• _Task description_
From the entries that follow, extract each line holding the string "COVID".

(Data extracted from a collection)
******************************

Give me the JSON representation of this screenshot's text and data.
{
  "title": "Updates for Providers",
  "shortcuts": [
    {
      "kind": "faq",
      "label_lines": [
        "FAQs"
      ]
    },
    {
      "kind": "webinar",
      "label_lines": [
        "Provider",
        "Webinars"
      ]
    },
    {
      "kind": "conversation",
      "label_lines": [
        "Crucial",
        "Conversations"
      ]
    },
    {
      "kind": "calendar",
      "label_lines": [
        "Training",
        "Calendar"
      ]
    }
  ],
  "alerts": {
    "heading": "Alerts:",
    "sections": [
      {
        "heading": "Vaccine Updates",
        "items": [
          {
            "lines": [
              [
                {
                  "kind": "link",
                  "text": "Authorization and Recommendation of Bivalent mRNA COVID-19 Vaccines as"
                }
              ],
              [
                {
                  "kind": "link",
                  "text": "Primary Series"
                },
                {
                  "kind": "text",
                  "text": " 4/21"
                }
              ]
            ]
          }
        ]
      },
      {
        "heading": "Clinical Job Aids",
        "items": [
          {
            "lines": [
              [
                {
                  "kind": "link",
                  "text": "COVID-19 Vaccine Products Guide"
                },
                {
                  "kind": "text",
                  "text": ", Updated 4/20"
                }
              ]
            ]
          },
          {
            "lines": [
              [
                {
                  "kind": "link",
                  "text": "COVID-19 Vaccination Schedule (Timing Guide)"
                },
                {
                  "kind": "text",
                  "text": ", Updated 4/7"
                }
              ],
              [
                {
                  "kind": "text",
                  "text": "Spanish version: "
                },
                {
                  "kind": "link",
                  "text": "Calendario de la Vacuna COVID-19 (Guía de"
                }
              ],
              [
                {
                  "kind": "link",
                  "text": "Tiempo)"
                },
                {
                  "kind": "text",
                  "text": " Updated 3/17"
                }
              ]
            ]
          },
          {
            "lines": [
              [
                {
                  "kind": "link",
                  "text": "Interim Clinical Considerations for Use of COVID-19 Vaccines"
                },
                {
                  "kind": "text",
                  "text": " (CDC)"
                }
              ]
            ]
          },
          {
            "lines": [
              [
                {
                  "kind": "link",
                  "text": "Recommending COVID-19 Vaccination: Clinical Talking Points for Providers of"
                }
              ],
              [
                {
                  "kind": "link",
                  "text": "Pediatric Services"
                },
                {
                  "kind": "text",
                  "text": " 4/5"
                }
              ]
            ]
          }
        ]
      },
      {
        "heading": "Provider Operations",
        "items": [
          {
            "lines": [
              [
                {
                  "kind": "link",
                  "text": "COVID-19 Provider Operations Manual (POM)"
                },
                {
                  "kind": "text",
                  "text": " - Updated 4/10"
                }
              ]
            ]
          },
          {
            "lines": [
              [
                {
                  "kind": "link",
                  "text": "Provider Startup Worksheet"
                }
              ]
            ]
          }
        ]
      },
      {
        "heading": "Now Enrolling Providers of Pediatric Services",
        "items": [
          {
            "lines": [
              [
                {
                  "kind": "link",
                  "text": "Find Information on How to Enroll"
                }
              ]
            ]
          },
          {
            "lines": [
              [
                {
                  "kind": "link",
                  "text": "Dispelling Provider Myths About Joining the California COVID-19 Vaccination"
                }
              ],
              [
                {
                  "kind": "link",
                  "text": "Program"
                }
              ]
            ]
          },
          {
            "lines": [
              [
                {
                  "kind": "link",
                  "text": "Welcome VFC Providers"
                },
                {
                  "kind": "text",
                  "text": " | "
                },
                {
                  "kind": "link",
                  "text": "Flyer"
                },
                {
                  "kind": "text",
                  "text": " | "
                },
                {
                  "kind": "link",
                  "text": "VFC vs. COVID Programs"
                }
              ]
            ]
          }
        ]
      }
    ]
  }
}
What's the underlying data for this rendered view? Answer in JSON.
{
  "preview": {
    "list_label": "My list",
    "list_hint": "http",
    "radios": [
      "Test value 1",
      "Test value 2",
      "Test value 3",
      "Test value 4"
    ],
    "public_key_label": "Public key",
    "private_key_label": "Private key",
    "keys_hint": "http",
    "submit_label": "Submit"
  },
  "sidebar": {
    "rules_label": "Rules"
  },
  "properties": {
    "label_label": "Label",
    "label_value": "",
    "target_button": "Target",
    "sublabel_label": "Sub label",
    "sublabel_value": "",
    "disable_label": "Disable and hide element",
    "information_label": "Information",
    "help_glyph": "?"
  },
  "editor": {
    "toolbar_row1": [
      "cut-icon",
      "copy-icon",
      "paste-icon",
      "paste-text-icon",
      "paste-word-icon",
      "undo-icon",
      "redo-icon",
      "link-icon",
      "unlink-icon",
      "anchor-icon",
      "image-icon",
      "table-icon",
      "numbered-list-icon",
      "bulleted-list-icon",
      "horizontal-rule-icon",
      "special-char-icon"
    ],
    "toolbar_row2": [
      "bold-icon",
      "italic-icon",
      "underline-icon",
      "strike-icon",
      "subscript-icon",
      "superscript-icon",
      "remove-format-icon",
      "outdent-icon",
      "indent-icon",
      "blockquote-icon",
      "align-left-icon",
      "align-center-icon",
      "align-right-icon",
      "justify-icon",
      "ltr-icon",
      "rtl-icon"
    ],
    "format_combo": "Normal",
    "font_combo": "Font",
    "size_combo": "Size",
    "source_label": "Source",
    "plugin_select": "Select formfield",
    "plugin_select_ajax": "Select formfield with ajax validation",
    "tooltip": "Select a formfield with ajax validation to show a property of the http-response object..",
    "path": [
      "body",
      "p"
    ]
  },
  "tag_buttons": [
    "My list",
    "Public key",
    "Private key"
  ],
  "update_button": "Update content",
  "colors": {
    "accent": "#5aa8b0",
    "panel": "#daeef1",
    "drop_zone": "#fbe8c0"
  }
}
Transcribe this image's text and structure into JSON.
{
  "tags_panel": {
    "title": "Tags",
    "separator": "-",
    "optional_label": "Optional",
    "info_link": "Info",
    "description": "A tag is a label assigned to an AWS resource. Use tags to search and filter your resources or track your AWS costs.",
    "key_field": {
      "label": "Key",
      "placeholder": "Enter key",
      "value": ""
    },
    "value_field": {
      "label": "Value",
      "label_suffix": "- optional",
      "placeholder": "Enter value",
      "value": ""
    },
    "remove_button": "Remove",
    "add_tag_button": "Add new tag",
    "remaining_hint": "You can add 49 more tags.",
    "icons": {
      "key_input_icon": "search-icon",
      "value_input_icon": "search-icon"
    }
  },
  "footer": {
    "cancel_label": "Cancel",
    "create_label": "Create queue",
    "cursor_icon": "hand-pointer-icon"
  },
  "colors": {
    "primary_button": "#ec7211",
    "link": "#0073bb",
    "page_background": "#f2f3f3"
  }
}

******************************

• _Answer to this exercise_
                  "text": "Authorization and Recommendation of Bivalent mRNA COVID-19 Vaccines as"
                  "text": "COVID-19 Vaccine Products Guide"
                  "text": "COVID-19 Vaccination Schedule (Timing Guide)"
                  "text": "Calendario de la Vacuna COVID-19 (Guía de"
                  "text": "Interim Clinical Considerations for Use of COVID-19 Vaccines"
                  "text": "Recommending COVID-19 Vaccination: Clinical Talking Points for Providers of"
                  "text": "COVID-19 Provider Operations Manual (POM)"
                  "text": "Dispelling Provider Myths About Joining the California COVID-19 Vaccination"
                  "text": "VFC vs. COVID Programs"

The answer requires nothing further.